The list of genes depleted in TF1-hPRL3 cells was particularly enriched for members involved in WNT/β-catenin pathway and AKT/mTOR signaling. These findings prompted us to explore the impact of AKT/mTOR signaling inhibition in PRL-3 high AML cells in combination with WNT/β-catenin inhibitor. VS-5584, a novel, highly selective dual PI3K/mTOR inhibitor, and ICG-001, a WNT inhibitor, were used as a combination therapy. A synthetic lethal interaction between mTOR/AKT pathway inhibition and WNT/β-catenin was validated by a variety of cellular assays. Notably, we found that treatment with these two drugs significantly reduced leukemic burden and prolonged survival of mice transplanted with human PRL-3 high AML cells, but not with PRL-3 low AML cells.
In summary, our results support the existence of cooperative signaling networks between AKT/mTOR and WNT/β-catenin pathways in PRL-3 high AML cells. Simultaneous inhibition of these two pathways could achieve robust clinical efficacy for this subtype of AML patient with high PRL-3 expression and warrant further clinical investigation.
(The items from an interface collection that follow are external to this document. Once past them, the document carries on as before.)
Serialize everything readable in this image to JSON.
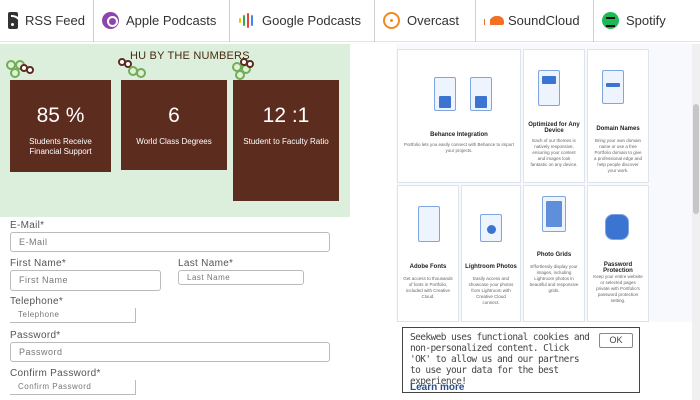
{
  "podcast_bar": {
    "items": [
      {
        "label": "RSS Feed",
        "icon": "rss-icon"
      },
      {
        "label": "Apple Podcasts",
        "icon": "apple-podcasts-icon"
      },
      {
        "label": "Google Podcasts",
        "icon": "google-podcasts-icon"
      },
      {
        "label": "Overcast",
        "icon": "overcast-icon"
      },
      {
        "label": "SoundCloud",
        "icon": "soundcloud-icon"
      },
      {
        "label": "Spotify",
        "icon": "spotify-icon"
      }
    ]
  },
  "numbers": {
    "title": "HU BY THE NUMBERS",
    "cards": [
      {
        "value": "85 %",
        "caption": "Students Receive Financial Support"
      },
      {
        "value": "6",
        "caption": "World Class Degrees"
      },
      {
        "value": "12 :1",
        "caption": "Student to Faculty Ratio"
      }
    ]
  },
  "form": {
    "email": {
      "label": "E-Mail*",
      "placeholder": "E-Mail"
    },
    "first_name": {
      "label": "First Name*",
      "placeholder": "First Name"
    },
    "last_name": {
      "label": "Last Name*",
      "placeholder": "Last Name"
    },
    "telephone": {
      "label": "Telephone*",
      "placeholder": "Telephone"
    },
    "password": {
      "label": "Password*",
      "placeholder": "Password"
    },
    "confirm_password": {
      "label": "Confirm Password*",
      "placeholder": "Confirm Password"
    }
  },
  "features": {
    "items": [
      {
        "title": "Behance Integration",
        "desc": "Portfolio lets you easily connect with Behance to import your projects."
      },
      {
        "title": "Optimized for Any Device",
        "desc": "Each of our themes is natively responsive, ensuring your content and images look fantastic on any device."
      },
      {
        "title": "Domain Names",
        "desc": "Bring your own domain name or use a free Portfolio domain to give a professional edge and help people discover your work."
      },
      {
        "title": "Adobe Fonts",
        "desc": "Get access to thousands of fonts in Portfolio, included with Creative Cloud."
      },
      {
        "title": "Lightroom Photos",
        "desc": "Easily access and showcase your photos from Lightroom with Creative Cloud connect."
      },
      {
        "title": "Photo Grids",
        "desc": "Effortlessly display your images, including Lightroom photos in beautiful and responsive grids."
      },
      {
        "title": "Password Protection",
        "desc": "Keep your entire website or selected pages private with Portfolio's password protection setting."
      }
    ]
  },
  "cookie": {
    "text": "Seekweb uses functional cookies and non-personalized content. Click 'OK' to allow us and our partners to use your data for the best experience!",
    "link": "Learn more",
    "ok": "OK"
  },
  "colors": {
    "card_brown": "#5c2c1e",
    "section_green": "#dbefdc",
    "feature_blue": "#3b74d1"
  }
}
This research is supported by the National Research Foundation Singapore and the Singapore Ministry of Education under its Research Centres of Excellence initiative (WJ Chng) and NMRC Clinician-Scientist IRG Grant CNIG11nov38 (J.Z.). W.J.C. is also supported by NMRC Clinician Scientist Investigator award. This study is also partially supported by the RNA Biology Center at CSI Singapore, NUS, from funding by the Singapore Ministry of Education’s Tier 3 grants, grant number MOE2014-T3-1-006.